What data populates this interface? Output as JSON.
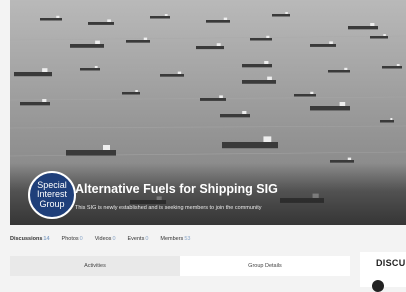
{
  "group": {
    "badge_lines": [
      "Special",
      "Interest",
      "Group"
    ],
    "title": "Alternative Fuels for Shipping SIG",
    "subtitle": "This SIG is newly established and is seeking members to join the community"
  },
  "tabs": [
    {
      "label": "Discussions",
      "count": "14"
    },
    {
      "label": "Photos",
      "count": "0"
    },
    {
      "label": "Videos",
      "count": "0"
    },
    {
      "label": "Events",
      "count": "0"
    },
    {
      "label": "Members",
      "count": "53"
    }
  ],
  "subtabs": {
    "activities": "Activities",
    "group_details": "Group Details"
  },
  "discussions_panel": {
    "title": "DISCU"
  },
  "colors": {
    "badge": "#1f3f7a",
    "count": "#8aa6c8",
    "sea": "#8f8f8f"
  }
}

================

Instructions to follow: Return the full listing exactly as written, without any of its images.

Result of the exercise:
What data populates this interface? Output as JSON.
{
  "group": {
    "badge_lines": [
      "Special",
      "Interest",
      "Group"
    ],
    "title": "Alternative Fuels for Shipping SIG",
    "subtitle": "This SIG is newly established and is seeking members to join the community"
  },
  "tabs": [
    {
      "label": "Discussions",
      "count": "14"
    },
    {
      "label": "Photos",
      "count": "0"
    },
    {
      "label": "Videos",
      "count": "0"
    },
    {
      "label": "Events",
      "count": "0"
    },
    {
      "label": "Members",
      "count": "53"
    }
  ],
  "subtabs": {
    "activities": "Activities",
    "group_details": "Group Details"
  },
  "discussions_panel": {
    "title": "DISCU"
  },
  "colors": {
    "badge": "#1f3f7a",
    "count": "#8aa6c8",
    "sea": "#8f8f8f"
  }
}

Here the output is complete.